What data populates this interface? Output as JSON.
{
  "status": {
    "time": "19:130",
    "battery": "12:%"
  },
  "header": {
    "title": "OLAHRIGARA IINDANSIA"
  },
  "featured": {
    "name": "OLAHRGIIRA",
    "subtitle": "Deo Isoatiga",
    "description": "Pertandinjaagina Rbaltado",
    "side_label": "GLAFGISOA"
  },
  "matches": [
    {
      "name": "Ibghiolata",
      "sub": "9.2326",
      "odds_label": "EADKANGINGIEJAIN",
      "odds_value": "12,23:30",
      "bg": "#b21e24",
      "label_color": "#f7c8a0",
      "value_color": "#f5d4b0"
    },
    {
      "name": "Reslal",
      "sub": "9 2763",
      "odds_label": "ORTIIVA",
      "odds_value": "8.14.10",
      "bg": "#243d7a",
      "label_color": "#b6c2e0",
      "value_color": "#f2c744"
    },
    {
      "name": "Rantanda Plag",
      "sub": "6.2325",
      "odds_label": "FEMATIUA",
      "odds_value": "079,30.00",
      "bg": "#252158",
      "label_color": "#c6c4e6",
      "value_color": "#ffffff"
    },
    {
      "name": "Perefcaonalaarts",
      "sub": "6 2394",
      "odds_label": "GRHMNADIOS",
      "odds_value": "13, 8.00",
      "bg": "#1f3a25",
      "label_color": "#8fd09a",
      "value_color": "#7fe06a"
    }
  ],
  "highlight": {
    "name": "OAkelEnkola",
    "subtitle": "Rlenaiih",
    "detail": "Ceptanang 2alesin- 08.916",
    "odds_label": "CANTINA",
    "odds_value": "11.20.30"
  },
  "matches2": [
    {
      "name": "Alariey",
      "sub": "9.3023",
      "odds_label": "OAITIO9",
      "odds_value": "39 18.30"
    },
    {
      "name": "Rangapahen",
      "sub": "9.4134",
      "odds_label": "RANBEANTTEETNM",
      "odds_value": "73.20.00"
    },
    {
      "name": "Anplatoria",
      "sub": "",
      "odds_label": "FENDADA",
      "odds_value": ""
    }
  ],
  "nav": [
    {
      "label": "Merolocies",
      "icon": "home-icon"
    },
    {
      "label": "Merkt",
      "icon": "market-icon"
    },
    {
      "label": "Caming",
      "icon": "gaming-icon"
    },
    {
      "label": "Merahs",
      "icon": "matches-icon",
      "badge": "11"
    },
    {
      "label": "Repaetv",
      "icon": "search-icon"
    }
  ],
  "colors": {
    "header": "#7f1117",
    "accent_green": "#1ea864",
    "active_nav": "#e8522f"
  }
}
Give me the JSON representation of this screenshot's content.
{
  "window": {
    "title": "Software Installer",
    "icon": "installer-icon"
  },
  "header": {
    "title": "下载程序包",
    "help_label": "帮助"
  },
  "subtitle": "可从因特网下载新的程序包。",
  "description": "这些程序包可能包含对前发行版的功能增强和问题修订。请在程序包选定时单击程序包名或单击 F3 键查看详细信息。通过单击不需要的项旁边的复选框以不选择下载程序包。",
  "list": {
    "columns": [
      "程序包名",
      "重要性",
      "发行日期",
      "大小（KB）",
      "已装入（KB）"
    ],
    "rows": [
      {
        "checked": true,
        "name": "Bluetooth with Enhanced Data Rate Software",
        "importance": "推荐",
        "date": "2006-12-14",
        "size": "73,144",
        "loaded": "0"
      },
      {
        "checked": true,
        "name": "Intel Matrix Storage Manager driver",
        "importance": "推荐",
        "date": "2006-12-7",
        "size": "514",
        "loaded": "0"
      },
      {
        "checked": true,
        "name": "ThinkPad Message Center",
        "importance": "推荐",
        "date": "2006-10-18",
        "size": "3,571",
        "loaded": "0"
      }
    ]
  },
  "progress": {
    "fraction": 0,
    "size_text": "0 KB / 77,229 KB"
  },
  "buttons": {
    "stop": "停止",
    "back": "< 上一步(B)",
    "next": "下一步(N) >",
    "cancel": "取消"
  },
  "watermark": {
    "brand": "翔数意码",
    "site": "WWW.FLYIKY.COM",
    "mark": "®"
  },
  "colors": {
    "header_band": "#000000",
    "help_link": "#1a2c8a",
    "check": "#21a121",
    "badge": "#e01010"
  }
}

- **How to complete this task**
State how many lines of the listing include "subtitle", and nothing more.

- **Task output**
3